It is no wonder that Christmas is such a magical time for so many people all over the world, when we look back at the mystical traditions of gifting.
Christmas gifting brings with it so many mystical traditions and it is no surprise that it is such a happy time. Here, we take a look at some festive favourites including Secret Santa, the evolution of the Christmas cracker and the history behind the stocking.
How does Secret Santa work and where did it originate?
“Secret Santa” or “Julklapp” originated in Scandinavia, where according to custom people left a gift on the doorstep, knocked loudly on the door and left without being seen. Jul means Christmas and Klapp means to knock! Nowadays Secret Santa gifts are kind gestures and tokens of friendship, where office colleagues, long term friends or friendship groups gather together when each of them places their wrapped Secret Santa gift into a sack.
Each person reaches in and chooses a gift which cannot be the one they put in and the fun is not only in the unwrapping of the gift but also guessing which present came from whom. The key is to gift a surprise which is unique yet inexpensive, and something which you know everyone will want and love but one that they are unlikely to already have.
Who invented Christmas Crackers?
Bon bons or Christmas Crackers originate from London as long ago as 1847. Tom Smith was a London confectioner and with sales of his bon bon sweets declining, he decided to market new ways in which to sell them. He first used twists of paper around the sweets, and then he started wrapping the sweets with a love message inside.

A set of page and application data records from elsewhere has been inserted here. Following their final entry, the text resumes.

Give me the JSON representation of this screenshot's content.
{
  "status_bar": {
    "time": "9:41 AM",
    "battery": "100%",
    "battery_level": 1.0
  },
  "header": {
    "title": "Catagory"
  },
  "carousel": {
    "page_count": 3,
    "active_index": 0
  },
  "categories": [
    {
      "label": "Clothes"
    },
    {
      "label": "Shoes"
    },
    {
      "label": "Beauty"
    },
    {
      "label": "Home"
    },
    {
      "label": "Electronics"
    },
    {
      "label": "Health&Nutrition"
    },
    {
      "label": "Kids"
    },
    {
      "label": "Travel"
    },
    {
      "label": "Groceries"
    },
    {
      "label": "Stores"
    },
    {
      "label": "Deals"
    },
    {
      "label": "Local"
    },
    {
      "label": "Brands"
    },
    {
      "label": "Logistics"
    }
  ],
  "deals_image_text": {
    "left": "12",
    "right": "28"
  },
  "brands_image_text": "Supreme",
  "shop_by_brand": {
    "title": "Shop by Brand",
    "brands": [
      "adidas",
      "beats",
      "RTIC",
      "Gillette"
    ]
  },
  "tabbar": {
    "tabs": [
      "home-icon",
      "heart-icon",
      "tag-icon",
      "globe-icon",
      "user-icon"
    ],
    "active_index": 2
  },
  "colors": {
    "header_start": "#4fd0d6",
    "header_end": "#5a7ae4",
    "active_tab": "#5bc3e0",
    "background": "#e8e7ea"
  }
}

His family went on to develop the crackle in the twist of paper which is how the Christmas Cracker got its name and why it still has notes and messages inside it today. Who would have thought that his commercial brilliance would still be showing itself today with confectionary, beauty, lifestyle, jewellery and clothing companies still using this method to market and sell their gifts.

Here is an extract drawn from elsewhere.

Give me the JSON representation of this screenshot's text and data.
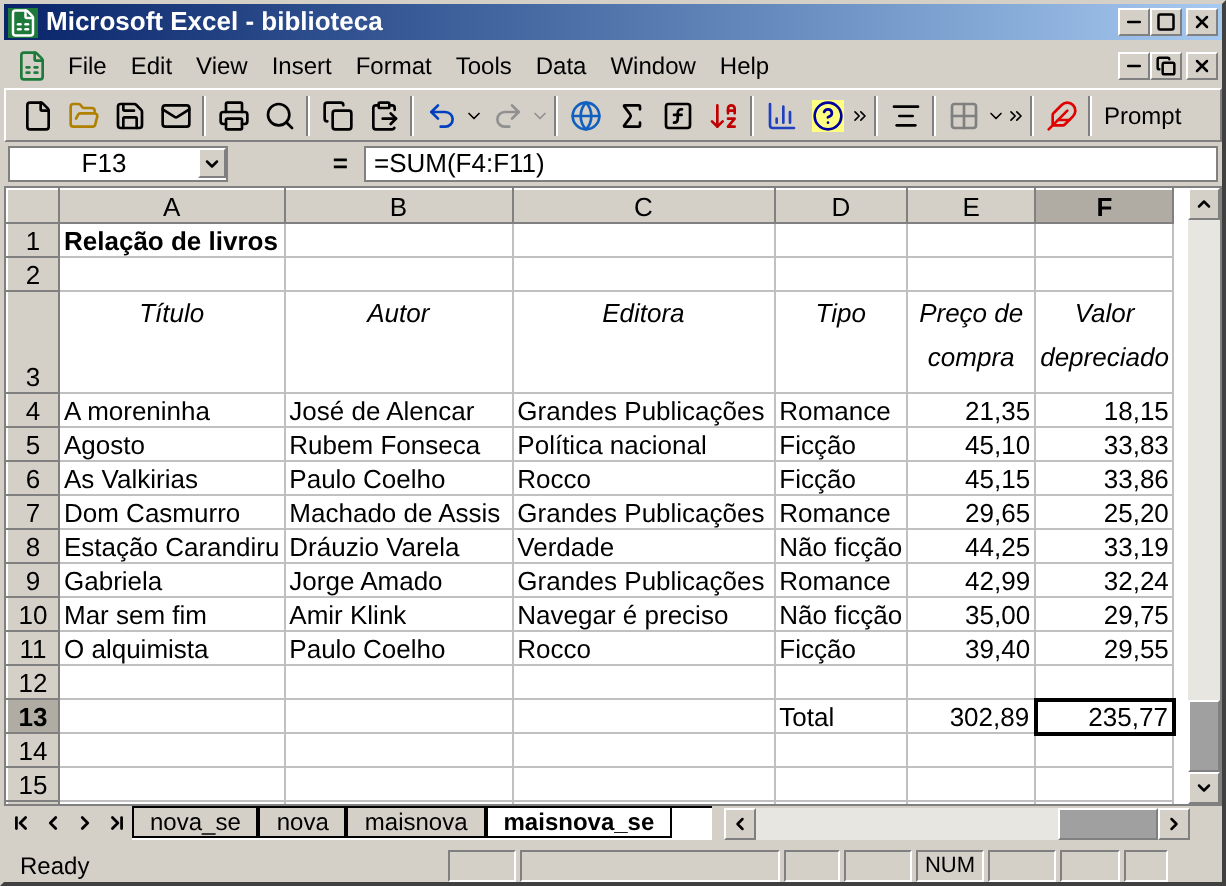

Crackers can be a lovely way to wrap perfume or a body cream, or they can be a small Secret Santa gift. They can also be bespoke and luxurious, with jewellery declaring endless love to that special person at this magical time of year.
The history of Christmas Stockings (and what you should put in them)
Now for the story of the Christmas Stocking: legend has it that Saint Nicolas, who is said to be from Spain, visited a poor family who had three beautiful daughters. Their stockings were hanging by their fireplace to dry overnight and Saint Nicolas, having climbed down the chimney, saw the stockings and filled them with gold coins which the family found the next day.
If you have often wondered why oranges are traditionally placed into Christmas stockings, it is that they represent the golden coins left by Saint Nicolas – and gold remains the colour of Christmas gifting to this day. Who would’ve thought that such a legend would still be being played out today in homes all over the world which are decorated gold and sparkly.
Many countries celebrate St Nicholas and will commemorate him separately to Christmas, with St. Nicholas Eve and St. Nicholas Day on December 5th and 6th. In European countries including France it is tradition for children to leave shoes in front of the fireplace or by the Christmas tree in the few days leading up to Christmas, for Père Noël, or Father Christmas, to fill them each morning with small gifts.
In the Netherlands, on the evening of December 5th, children tend to leave wooden shoes for Sinterklaas, or St. Nicholas, filled with sweets for him and carrots or hay for his horses. In turn, St. Nick, who is said to travel from Spain, fills the shoes with treats.
In Iceland, famous for its Viking history, one tradition is that of the Yule Lads. On the 11th December each year, Icelandic children place their shoes in the window in the hope that each night, one of these mischievous troll-like creatures will come down from the mountains and fill the shoes with little gifts and treats. This continues each night up until Christmas Eve, the children must however earn the gifts by behaving well and being kind to others… otherwise they run the risk of finding a potato in their shoe instead.
Why do we give gifts at Christmas?
The act of giving at Christmas dates back centuries starting with the Three Kings who bore gifts of gold, frankincense and myrrh. The birth of Jesus is a well-known story, but our gifts don’t have to be monetary.
Christmas is a time to reflect, to think about what matters to you. For our great grandparents and grandparents times were tough. During war time they showed us what it was to pull together; they shared what they had, and they helped and supported each other. It doesn’t cost money to collect warm clothes for the homeless, give time to someone who is alone and lonely. A small gesture of kindness will bring happiness to someone and that is what Christmas is about.
If you are looking for a little special gift for your friends or loved ones why not visit our Christmas gift range. We have a wide variety of gifts that will please all your family and friends.